A couple of weeks ago, I posted about the Inquiry into the news media by Justice Raymond Finkelstein that is making waves in Australia. In the time that I have been reading it, everyone in the media has come out against it. And I mean everyone — from Andrew Bolt to the Green Left Weekly.
Many of these criticisms (including both Bolt and the GLW) stem from the claim that Finkelstein advocates imposing regulation on any blog with more than 15,000 hits per year. For some perspective, this blog received about 19,000 unique views in the last year (most of which would represent multiple “hits”) and that includes a good four-month period in which I was barely posting.

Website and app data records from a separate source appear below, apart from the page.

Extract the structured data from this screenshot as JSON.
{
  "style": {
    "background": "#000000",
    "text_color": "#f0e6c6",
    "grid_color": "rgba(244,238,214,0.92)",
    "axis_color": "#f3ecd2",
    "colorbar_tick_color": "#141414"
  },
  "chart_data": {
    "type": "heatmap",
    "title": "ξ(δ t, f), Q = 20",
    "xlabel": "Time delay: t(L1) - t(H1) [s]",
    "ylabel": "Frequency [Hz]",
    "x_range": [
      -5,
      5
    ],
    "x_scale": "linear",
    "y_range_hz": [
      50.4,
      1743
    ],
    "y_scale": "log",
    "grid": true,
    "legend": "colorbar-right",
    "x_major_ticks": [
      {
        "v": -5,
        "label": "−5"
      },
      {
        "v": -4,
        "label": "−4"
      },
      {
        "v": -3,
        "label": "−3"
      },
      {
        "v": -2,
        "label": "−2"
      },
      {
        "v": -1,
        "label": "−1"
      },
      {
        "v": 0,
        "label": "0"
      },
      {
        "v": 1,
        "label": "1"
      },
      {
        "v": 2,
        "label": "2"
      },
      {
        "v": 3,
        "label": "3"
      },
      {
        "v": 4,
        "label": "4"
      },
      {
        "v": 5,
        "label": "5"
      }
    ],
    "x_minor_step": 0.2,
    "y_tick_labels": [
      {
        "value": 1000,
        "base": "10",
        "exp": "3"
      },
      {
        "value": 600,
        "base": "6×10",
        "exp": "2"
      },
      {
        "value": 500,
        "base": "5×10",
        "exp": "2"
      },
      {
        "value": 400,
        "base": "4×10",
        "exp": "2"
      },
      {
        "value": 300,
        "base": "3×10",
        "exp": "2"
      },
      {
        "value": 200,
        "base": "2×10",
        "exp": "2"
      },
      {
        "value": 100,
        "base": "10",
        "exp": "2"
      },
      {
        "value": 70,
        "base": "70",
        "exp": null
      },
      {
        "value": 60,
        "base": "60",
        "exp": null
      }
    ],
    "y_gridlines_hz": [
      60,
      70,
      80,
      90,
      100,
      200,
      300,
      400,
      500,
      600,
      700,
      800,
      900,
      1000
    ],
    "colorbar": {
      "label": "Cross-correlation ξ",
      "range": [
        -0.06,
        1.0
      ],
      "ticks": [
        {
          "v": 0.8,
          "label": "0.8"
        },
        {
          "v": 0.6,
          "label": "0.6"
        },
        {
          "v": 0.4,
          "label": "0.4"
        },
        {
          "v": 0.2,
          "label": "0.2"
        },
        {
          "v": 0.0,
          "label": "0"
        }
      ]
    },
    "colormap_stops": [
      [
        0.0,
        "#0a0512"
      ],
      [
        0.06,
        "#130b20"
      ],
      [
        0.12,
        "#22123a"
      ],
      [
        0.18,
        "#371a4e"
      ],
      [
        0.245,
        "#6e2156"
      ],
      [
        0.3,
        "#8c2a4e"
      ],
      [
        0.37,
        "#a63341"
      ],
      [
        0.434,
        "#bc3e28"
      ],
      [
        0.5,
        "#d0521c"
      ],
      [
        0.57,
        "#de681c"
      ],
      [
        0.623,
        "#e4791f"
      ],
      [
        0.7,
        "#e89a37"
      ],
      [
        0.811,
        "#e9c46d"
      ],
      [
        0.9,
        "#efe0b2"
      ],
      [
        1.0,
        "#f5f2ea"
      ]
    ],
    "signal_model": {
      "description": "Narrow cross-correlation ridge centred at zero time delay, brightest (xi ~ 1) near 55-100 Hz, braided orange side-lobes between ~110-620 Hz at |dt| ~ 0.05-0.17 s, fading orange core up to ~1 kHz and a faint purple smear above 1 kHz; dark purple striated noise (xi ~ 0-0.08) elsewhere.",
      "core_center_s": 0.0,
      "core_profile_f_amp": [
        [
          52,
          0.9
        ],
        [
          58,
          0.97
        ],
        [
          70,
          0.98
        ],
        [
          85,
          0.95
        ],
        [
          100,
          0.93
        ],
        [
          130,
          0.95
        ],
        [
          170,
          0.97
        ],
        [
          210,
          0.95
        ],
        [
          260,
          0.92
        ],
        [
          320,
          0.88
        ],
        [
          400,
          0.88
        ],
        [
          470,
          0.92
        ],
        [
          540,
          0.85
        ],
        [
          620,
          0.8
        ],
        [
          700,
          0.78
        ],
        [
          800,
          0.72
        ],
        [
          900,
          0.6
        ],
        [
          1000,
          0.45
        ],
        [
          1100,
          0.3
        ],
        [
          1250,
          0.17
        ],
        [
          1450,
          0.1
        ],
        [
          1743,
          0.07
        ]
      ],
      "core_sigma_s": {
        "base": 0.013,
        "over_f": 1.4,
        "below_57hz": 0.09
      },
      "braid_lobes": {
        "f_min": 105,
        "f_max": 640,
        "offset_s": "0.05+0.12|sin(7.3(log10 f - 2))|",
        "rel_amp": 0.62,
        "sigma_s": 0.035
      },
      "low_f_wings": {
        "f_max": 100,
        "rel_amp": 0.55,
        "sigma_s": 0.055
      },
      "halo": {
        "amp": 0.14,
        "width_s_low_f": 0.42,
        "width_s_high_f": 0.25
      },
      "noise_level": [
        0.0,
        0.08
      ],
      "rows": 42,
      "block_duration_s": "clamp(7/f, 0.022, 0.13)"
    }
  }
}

Other people to raise this as an issue include Liberal MP Sophie Mirabella, Institute for Public Affairs researcher Chris Berg, Sydney Institute head Gerard Henderson, influential political blogger Andrew Landeryou of VexNews and ABC’s Media Watch. Some even quoted the actual line in context, which I find absolutely baffling. Take a look here, pay attention to the sentence that comes after the one with the number “15,000” — which I have conveniently bolded for you:
If a publisher distributes more than 3000 copies of print per issue or a news internet site has a minimum of 15 000 hits per annum it should be subject to the jurisdiction of the News Media Council, but not otherwise. These numbers are arbitrary, but a line must be drawn somewhere.

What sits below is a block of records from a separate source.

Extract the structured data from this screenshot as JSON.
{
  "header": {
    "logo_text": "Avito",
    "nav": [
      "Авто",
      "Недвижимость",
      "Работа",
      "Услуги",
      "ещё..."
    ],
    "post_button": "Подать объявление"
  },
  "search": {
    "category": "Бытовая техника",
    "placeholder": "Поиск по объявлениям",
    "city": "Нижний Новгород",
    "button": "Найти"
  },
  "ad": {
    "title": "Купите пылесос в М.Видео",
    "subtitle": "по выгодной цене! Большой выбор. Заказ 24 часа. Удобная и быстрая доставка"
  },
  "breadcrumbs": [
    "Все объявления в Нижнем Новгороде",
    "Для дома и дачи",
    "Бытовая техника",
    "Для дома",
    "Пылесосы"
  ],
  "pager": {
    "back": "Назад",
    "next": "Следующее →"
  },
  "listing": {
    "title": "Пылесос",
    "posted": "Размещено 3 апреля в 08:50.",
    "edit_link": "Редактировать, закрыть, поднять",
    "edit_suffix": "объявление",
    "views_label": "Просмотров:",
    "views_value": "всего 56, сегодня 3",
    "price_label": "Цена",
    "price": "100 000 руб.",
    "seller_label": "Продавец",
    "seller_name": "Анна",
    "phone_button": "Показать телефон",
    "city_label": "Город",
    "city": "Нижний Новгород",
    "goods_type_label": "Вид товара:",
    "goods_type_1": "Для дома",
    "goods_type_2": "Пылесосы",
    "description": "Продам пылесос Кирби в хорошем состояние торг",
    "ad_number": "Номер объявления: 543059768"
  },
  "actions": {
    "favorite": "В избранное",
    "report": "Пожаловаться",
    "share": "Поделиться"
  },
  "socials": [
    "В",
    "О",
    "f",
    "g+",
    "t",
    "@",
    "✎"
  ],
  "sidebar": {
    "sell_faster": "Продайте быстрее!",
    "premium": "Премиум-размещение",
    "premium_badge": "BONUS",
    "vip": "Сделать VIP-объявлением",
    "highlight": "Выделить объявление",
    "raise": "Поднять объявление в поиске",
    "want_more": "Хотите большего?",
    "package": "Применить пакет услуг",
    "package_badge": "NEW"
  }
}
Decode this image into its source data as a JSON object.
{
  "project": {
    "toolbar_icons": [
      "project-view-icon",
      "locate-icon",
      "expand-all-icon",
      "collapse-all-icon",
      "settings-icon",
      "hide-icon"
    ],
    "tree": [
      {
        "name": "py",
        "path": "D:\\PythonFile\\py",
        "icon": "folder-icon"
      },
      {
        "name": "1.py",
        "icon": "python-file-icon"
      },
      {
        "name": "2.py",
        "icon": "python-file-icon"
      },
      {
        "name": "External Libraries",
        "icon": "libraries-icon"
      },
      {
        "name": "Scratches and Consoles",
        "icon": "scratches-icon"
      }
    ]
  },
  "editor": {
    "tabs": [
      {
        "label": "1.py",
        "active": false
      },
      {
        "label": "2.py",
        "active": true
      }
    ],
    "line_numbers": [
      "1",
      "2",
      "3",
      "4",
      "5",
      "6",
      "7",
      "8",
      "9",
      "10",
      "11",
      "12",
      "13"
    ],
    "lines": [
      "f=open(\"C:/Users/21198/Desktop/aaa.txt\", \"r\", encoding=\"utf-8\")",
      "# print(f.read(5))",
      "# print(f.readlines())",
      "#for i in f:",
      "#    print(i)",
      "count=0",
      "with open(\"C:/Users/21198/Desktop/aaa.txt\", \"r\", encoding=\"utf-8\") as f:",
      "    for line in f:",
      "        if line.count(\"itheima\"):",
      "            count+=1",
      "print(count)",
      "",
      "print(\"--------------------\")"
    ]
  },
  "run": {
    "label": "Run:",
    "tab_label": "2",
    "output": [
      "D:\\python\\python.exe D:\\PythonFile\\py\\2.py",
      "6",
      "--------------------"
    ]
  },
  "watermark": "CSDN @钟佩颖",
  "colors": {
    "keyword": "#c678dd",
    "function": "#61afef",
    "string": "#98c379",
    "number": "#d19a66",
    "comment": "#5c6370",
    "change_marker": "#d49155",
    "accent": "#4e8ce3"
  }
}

I feel like I may need to draw your attention a little more, given how many people seem to have missed this, so here goes:

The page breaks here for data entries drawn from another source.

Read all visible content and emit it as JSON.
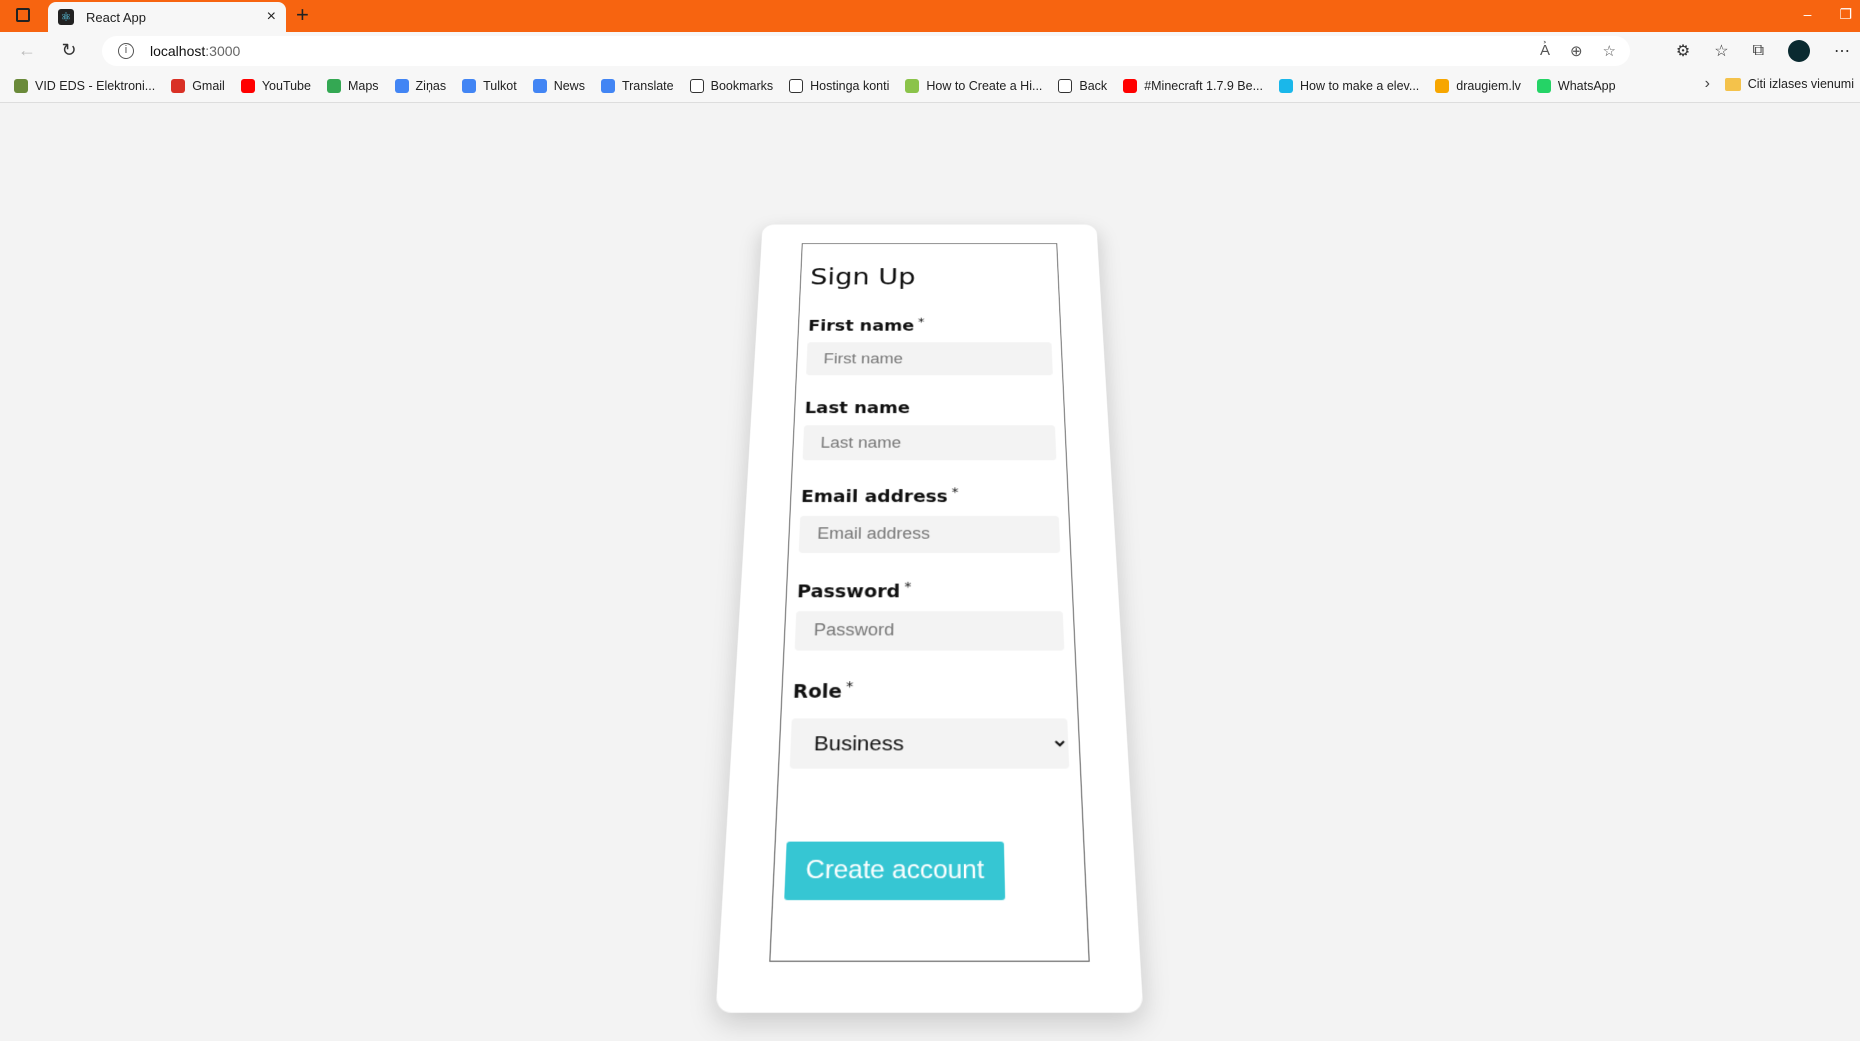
{
  "browser": {
    "tab_title": "React App",
    "url_host": "localhost",
    "url_port": ":3000",
    "bookmarks": [
      {
        "label": "VID EDS - Elektroni...",
        "color": "#6a8a3a"
      },
      {
        "label": "Gmail",
        "color": "#d93025"
      },
      {
        "label": "YouTube",
        "color": "#ff0000"
      },
      {
        "label": "Maps",
        "color": "#34a853"
      },
      {
        "label": "Ziņas",
        "color": "#4285f4"
      },
      {
        "label": "Tulkot",
        "color": "#4285f4"
      },
      {
        "label": "News",
        "color": "#4285f4"
      },
      {
        "label": "Translate",
        "color": "#4285f4"
      },
      {
        "label": "Bookmarks",
        "color": "#ffffff"
      },
      {
        "label": "Hostinga konti",
        "color": "#ffffff"
      },
      {
        "label": "How to Create a Hi...",
        "color": "#8bc34a"
      },
      {
        "label": "Back",
        "color": "#ffffff"
      },
      {
        "label": "#Minecraft 1.7.9 Be...",
        "color": "#ff0000"
      },
      {
        "label": "How to make a elev...",
        "color": "#1ab7ea"
      },
      {
        "label": "draugiem.lv",
        "color": "#f7a600"
      },
      {
        "label": "WhatsApp",
        "color": "#25d366"
      }
    ],
    "other_bookmarks": "Citi izlases vienumi"
  },
  "form": {
    "title": "Sign Up",
    "required_mark": "*",
    "first_name": {
      "label": "First name",
      "placeholder": "First name"
    },
    "last_name": {
      "label": "Last name",
      "placeholder": "Last name"
    },
    "email": {
      "label": "Email address",
      "placeholder": "Email address"
    },
    "password": {
      "label": "Password",
      "placeholder": "Password"
    },
    "role": {
      "label": "Role",
      "selected": "Business"
    },
    "submit": "Create account"
  }
}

“THESE NUMBERS ARE ARBITRARY”
That means he is not recommending the number of 15,000 hits per day. 15,000 was just a random number that he made up.
There is no possible explanation for this except that one person skimming the report noticed the number and then everyone else in the media saw that somewhere and decided to make a huge deal about it without actually bothering to read the report. Ironically, this is exactly the kind of low journalistic standards that Finkelstein identifies as a problem in a report that has been — unsurprisingly — blown completely out of proportion. I guess the press don’t have the attention-span to read through 334 pages anymore.
What is particularly ironic is that Media Watch also made the same error — aren’t they supposed to be the ones picking things like this up?